REQUIREMENT: Filter the records below, keeping only lines with the string "Lower".

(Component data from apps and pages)

--- START ---

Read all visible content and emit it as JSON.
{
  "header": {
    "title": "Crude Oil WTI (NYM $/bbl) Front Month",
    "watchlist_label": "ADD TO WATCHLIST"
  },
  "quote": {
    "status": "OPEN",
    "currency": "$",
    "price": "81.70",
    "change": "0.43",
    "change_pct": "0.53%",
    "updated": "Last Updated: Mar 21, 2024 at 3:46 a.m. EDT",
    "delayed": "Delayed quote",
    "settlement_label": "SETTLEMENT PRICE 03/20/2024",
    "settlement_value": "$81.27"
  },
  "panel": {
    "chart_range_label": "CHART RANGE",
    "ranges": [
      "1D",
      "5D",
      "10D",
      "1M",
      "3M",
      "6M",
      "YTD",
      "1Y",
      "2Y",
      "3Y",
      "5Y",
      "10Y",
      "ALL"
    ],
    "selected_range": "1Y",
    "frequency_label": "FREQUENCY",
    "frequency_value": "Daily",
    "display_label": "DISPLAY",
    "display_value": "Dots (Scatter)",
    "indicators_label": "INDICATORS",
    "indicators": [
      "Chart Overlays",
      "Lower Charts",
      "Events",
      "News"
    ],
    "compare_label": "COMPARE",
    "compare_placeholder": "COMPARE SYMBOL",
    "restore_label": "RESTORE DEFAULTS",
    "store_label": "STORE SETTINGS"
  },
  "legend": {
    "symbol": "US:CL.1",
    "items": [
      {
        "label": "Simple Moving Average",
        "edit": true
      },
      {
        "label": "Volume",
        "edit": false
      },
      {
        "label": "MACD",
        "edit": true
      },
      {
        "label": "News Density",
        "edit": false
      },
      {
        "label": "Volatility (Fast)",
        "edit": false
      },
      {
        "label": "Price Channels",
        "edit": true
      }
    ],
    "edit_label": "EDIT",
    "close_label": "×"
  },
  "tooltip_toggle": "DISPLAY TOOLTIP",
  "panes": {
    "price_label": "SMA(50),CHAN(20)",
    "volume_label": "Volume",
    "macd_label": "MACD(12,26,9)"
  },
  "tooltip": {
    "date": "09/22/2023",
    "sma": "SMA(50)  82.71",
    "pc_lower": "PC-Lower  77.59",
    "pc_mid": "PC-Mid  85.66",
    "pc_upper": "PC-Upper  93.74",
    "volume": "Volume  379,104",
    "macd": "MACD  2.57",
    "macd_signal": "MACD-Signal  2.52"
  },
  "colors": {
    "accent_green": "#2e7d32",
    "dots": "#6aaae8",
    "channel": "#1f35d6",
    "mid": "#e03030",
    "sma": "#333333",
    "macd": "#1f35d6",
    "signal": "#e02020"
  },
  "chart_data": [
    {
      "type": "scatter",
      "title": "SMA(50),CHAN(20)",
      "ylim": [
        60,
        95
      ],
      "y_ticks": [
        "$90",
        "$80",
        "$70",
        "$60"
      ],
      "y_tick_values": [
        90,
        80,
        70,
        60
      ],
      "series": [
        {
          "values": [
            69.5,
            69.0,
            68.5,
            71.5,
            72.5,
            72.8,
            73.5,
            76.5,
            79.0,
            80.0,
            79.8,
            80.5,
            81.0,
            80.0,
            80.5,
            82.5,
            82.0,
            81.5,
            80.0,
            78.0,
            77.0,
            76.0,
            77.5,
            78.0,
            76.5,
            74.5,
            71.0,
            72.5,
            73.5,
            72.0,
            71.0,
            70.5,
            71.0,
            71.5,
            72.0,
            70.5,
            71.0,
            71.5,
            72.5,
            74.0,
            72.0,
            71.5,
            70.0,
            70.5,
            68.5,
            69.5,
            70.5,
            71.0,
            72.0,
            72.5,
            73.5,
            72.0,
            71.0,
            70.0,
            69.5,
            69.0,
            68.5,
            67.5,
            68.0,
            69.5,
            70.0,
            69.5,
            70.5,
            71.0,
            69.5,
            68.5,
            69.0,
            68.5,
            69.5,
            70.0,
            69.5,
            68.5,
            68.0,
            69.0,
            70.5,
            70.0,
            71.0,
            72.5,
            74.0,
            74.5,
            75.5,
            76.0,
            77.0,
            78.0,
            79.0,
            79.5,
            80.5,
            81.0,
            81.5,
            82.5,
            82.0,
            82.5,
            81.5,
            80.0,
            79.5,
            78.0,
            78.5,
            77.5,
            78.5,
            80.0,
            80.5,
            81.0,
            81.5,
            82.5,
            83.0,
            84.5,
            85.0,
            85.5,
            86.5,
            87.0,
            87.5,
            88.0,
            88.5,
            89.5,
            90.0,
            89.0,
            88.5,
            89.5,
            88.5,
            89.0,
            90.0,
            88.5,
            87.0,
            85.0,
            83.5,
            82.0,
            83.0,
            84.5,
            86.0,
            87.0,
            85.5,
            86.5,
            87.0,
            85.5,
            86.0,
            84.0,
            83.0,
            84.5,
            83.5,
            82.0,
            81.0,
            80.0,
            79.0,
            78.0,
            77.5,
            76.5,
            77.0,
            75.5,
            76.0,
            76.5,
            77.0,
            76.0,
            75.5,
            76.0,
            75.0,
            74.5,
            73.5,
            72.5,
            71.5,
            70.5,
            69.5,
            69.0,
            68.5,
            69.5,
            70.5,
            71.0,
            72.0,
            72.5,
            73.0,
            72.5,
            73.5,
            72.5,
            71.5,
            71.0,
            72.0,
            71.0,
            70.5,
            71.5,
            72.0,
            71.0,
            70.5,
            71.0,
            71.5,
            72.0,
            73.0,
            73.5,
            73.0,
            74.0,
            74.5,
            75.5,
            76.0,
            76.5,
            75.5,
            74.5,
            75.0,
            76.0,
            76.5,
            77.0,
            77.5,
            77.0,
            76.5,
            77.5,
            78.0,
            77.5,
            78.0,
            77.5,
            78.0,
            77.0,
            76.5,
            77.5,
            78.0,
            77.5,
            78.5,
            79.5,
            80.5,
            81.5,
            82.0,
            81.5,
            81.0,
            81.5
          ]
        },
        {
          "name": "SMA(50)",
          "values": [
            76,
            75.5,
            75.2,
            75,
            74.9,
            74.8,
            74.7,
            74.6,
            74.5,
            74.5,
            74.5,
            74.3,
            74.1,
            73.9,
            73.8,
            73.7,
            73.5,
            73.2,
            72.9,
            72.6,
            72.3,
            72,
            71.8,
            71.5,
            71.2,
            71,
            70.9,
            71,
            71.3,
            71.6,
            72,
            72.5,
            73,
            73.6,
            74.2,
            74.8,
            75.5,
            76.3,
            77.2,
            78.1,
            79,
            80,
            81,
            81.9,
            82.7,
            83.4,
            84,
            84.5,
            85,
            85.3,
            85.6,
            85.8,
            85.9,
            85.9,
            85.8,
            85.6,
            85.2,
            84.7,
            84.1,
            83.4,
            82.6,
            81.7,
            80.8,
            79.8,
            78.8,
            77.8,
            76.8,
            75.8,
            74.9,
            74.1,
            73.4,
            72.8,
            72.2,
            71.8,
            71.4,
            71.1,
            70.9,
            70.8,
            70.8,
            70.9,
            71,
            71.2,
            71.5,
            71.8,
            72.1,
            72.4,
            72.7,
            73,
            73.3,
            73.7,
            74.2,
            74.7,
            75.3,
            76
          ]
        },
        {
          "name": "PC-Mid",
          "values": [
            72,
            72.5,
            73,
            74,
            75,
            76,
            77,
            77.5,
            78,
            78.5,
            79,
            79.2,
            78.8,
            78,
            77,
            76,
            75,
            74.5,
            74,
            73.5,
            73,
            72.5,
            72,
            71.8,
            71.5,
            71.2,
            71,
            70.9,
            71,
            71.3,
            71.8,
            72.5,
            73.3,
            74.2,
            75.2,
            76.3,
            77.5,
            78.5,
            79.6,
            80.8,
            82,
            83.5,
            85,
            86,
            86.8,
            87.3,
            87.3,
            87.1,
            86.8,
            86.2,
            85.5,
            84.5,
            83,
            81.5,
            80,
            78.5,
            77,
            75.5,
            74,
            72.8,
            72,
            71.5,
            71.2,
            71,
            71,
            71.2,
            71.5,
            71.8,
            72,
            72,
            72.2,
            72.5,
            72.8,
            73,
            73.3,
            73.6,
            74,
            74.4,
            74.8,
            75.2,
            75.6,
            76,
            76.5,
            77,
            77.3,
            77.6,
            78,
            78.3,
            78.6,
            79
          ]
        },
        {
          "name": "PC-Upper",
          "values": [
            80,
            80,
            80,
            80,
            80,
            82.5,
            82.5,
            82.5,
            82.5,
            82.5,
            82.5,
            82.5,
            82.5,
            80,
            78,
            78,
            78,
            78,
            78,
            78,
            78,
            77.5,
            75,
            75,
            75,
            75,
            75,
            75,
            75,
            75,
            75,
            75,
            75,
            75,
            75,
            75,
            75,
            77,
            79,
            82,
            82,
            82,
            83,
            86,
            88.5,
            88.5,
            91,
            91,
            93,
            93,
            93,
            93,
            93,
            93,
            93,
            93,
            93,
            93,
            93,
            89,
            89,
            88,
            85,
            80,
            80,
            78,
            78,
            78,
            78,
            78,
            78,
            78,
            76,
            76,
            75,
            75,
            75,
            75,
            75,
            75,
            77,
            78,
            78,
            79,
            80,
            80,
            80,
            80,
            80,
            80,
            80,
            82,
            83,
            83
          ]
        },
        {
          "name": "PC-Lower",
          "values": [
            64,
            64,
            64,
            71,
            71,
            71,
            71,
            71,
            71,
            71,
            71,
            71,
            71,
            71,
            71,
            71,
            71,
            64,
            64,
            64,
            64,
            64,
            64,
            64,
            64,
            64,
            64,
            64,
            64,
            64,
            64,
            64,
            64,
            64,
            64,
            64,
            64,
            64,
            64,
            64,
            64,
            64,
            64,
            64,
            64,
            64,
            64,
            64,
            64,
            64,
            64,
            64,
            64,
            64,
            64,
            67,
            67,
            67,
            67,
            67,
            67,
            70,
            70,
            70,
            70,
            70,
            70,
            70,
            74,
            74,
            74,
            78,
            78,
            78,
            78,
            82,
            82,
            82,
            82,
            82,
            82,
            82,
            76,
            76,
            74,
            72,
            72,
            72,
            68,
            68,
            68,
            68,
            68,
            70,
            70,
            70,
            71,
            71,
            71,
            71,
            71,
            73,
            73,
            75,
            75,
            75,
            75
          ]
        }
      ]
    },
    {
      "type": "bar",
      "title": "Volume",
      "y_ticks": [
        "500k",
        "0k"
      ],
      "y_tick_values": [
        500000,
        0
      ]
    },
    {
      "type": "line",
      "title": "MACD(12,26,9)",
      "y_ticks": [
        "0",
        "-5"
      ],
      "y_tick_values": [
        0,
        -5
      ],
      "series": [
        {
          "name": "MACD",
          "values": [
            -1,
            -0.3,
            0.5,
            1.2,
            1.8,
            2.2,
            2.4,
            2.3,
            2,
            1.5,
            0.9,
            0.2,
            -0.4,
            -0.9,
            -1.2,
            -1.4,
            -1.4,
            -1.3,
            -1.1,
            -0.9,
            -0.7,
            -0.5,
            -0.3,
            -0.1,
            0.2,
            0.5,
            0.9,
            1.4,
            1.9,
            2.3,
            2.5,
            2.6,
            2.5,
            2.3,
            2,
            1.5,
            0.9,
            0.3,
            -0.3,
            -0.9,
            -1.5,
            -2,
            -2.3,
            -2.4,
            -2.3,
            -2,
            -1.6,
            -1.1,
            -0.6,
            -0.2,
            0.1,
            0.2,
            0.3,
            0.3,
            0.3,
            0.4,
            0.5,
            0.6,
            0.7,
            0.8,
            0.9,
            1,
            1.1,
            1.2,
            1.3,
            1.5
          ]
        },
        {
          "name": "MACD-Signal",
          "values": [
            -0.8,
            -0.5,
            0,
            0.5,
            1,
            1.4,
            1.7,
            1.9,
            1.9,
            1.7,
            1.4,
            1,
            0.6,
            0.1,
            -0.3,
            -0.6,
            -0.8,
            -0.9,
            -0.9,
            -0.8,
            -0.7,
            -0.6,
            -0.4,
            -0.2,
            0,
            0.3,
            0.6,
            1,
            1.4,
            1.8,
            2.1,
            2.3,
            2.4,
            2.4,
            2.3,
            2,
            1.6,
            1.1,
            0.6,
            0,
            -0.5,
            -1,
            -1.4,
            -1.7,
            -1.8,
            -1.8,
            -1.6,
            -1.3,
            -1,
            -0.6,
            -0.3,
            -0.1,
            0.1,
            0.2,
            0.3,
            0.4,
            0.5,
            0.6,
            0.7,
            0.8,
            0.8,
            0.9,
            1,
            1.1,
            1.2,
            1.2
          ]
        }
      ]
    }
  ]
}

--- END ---

RESULT OF THIS EXERCISE:
      "Lower Charts",
    "pc_lower": "PC-Lower  77.59",
          "name": "PC-Lower",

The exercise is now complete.